**ABOUT THIS TASK:** Copy each line of the following material exactly.
------------------------------
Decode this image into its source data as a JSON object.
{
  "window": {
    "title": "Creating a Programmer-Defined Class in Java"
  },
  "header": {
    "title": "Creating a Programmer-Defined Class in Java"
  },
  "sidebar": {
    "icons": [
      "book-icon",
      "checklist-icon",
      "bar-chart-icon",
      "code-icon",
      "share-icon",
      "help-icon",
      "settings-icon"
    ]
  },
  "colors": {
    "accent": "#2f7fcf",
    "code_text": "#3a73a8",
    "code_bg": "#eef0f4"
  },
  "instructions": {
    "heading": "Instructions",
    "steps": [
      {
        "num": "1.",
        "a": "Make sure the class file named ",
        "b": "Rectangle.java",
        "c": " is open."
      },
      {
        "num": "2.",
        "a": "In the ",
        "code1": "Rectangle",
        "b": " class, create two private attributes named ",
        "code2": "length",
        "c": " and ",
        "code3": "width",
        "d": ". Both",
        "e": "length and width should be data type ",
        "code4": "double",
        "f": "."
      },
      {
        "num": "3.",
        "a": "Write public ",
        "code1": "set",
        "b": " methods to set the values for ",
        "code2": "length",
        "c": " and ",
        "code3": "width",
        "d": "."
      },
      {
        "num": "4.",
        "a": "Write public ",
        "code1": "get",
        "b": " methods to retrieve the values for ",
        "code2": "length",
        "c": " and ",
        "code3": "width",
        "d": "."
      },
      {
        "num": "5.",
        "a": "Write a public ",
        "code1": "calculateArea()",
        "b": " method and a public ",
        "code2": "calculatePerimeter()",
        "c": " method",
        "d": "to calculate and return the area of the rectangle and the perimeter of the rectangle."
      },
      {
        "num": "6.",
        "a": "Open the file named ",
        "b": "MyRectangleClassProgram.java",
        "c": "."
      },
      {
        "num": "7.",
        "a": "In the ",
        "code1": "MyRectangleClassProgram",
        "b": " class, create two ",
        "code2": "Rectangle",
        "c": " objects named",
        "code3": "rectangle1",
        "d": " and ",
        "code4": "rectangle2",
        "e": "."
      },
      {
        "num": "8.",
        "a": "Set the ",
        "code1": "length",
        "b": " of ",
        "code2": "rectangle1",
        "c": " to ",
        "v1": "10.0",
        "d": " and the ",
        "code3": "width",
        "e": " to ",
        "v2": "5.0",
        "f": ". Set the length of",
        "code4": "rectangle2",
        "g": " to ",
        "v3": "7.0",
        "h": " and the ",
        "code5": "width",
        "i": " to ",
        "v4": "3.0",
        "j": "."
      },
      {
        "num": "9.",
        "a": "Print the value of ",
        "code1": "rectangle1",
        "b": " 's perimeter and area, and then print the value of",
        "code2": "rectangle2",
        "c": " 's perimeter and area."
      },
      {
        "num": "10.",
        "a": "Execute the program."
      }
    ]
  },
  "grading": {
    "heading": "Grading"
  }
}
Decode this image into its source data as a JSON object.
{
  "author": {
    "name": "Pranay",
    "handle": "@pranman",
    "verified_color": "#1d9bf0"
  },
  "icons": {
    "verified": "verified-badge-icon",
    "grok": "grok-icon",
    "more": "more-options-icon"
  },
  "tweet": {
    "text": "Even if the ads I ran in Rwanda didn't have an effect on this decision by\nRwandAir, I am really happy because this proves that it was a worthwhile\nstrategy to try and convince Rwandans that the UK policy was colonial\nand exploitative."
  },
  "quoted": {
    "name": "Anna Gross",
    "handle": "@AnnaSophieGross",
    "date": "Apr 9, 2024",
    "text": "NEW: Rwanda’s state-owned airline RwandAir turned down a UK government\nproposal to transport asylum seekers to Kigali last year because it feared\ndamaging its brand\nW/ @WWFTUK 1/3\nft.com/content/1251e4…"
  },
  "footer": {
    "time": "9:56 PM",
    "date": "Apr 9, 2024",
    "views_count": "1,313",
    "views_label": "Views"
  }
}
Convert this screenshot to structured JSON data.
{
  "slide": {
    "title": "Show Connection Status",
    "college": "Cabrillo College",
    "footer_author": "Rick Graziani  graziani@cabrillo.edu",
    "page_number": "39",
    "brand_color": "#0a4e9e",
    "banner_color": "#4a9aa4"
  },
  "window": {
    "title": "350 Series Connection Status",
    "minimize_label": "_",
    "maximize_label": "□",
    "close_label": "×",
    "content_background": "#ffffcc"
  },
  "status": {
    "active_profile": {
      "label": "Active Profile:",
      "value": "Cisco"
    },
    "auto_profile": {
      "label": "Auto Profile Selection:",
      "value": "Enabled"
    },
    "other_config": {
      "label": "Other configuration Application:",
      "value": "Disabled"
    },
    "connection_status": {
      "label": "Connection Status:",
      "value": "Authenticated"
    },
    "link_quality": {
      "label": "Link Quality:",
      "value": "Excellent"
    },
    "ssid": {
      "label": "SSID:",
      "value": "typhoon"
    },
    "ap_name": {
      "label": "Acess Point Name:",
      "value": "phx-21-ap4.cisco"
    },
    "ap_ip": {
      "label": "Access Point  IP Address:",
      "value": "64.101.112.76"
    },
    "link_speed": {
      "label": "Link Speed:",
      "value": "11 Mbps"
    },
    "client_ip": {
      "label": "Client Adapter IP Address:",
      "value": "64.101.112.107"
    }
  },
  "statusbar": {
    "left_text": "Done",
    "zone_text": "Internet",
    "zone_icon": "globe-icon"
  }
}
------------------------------
**TASK RESPONSE:**
Decode this image into its source data as a JSON object.
{
  "window": {
    "title": "Creating a Programmer-Defined Class in Java"
  },
  "header": {
    "title": "Creating a Programmer-Defined Class in Java"
  },
  "sidebar": {
    "icons": [
      "book-icon",
      "checklist-icon",
      "bar-chart-icon",
      "code-icon",
      "share-icon",
      "help-icon",
      "settings-icon"
    ]
  },
  "colors": {
    "accent": "#2f7fcf",
    "code_text": "#3a73a8",
    "code_bg": "#eef0f4"
  },
  "instructions": {
    "heading": "Instructions",
    "steps": [
      {
        "num": "1.",
        "a": "Make sure the class file named ",
        "b": "Rectangle.java",
        "c": " is open."
      },
      {
        "num": "2.",
        "a": "In the ",
        "code1": "Rectangle",
        "b": " class, create two private attributes named ",
        "code2": "length",
        "c": " and ",
        "code3": "width",
        "d": ". Both",
        "e": "length and width should be data type ",
        "code4": "double",
        "f": "."
      },
      {
        "num": "3.",
        "a": "Write public ",
        "code1": "set",
        "b": " methods to set the values for ",
        "code2": "length",
        "c": " and ",
        "code3": "width",
        "d": "."
      },
      {
        "num": "4.",
        "a": "Write public ",
        "code1": "get",
        "b": " methods to retrieve the values for ",
        "code2": "length",
        "c": " and ",
        "code3": "width",
        "d": "."
      },
      {
        "num": "5.",
        "a": "Write a public ",
        "code1": "calculateArea()",
        "b": " method and a public ",
        "code2": "calculatePerimeter()",
        "c": " method",
        "d": "to calculate and return the area of the rectangle and the perimeter of the rectangle."
      },
      {
        "num": "6.",
        "a": "Open the file named ",
        "b": "MyRectangleClassProgram.java",
        "c": "."
      },
      {
        "num": "7.",
        "a": "In the ",
        "code1": "MyRectangleClassProgram",
        "b": " class, create two ",
        "code2": "Rectangle",
        "c": " objects named",
        "code3": "rectangle1",
        "d": " and ",
        "code4": "rectangle2",
        "e": "."
      },
      {
        "num": "8.",
        "a": "Set the ",
        "code1": "length",
        "b": " of ",
        "code2": "rectangle1",
        "c": " to ",
        "v1": "10.0",
        "d": " and the ",
        "code3": "width",
        "e": " to ",
        "v2": "5.0",
        "f": ". Set the length of",
        "code4": "rectangle2",
        "g": " to ",
        "v3": "7.0",
        "h": " and the ",
        "code5": "width",
        "i": " to ",
        "v4": "3.0",
        "j": "."
      },
      {
        "num": "9.",
        "a": "Print the value of ",
        "code1": "rectangle1",
        "b": " 's perimeter and area, and then print the value of",
        "code2": "rectangle2",
        "c": " 's perimeter and area."
      },
      {
        "num": "10.",
        "a": "Execute the program."
      }
    ]
  },
  "grading": {
    "heading": "Grading"
  }
}
Decode this image into its source data as a JSON object.
{
  "author": {
    "name": "Pranay",
    "handle": "@pranman",
    "verified_color": "#1d9bf0"
  },
  "icons": {
    "verified": "verified-badge-icon",
    "grok": "grok-icon",
    "more": "more-options-icon"
  },
  "tweet": {
    "text": "Even if the ads I ran in Rwanda didn't have an effect on this decision by\nRwandAir, I am really happy because this proves that it was a worthwhile\nstrategy to try and convince Rwandans that the UK policy was colonial\nand exploitative."
  },
  "quoted": {
    "name": "Anna Gross",
    "handle": "@AnnaSophieGross",
    "date": "Apr 9, 2024",
    "text": "NEW: Rwanda’s state-owned airline RwandAir turned down a UK government\nproposal to transport asylum seekers to Kigali last year because it feared\ndamaging its brand\nW/ @WWFTUK 1/3\nft.com/content/1251e4…"
  },
  "footer": {
    "time": "9:56 PM",
    "date": "Apr 9, 2024",
    "views_count": "1,313",
    "views_label": "Views"
  }
}
Convert this screenshot to structured JSON data.
{
  "slide": {
    "title": "Show Connection Status",
    "college": "Cabrillo College",
    "footer_author": "Rick Graziani  graziani@cabrillo.edu",
    "page_number": "39",
    "brand_color": "#0a4e9e",
    "banner_color": "#4a9aa4"
  },
  "window": {
    "title": "350 Series Connection Status",
    "minimize_label": "_",
    "maximize_label": "□",
    "close_label": "×",
    "content_background": "#ffffcc"
  },
  "status": {
    "active_profile": {
      "label": "Active Profile:",
      "value": "Cisco"
    },
    "auto_profile": {
      "label": "Auto Profile Selection:",
      "value": "Enabled"
    },
    "other_config": {
      "label": "Other configuration Application:",
      "value": "Disabled"
    },
    "connection_status": {
      "label": "Connection Status:",
      "value": "Authenticated"
    },
    "link_quality": {
      "label": "Link Quality:",
      "value": "Excellent"
    },
    "ssid": {
      "label": "SSID:",
      "value": "typhoon"
    },
    "ap_name": {
      "label": "Acess Point Name:",
      "value": "phx-21-ap4.cisco"
    },
    "ap_ip": {
      "label": "Access Point  IP Address:",
      "value": "64.101.112.76"
    },
    "link_speed": {
      "label": "Link Speed:",
      "value": "11 Mbps"
    },
    "client_ip": {
      "label": "Client Adapter IP Address:",
      "value": "64.101.112.107"
    }
  },
  "statusbar": {
    "left_text": "Done",
    "zone_text": "Internet",
    "zone_icon": "globe-icon"
  }
}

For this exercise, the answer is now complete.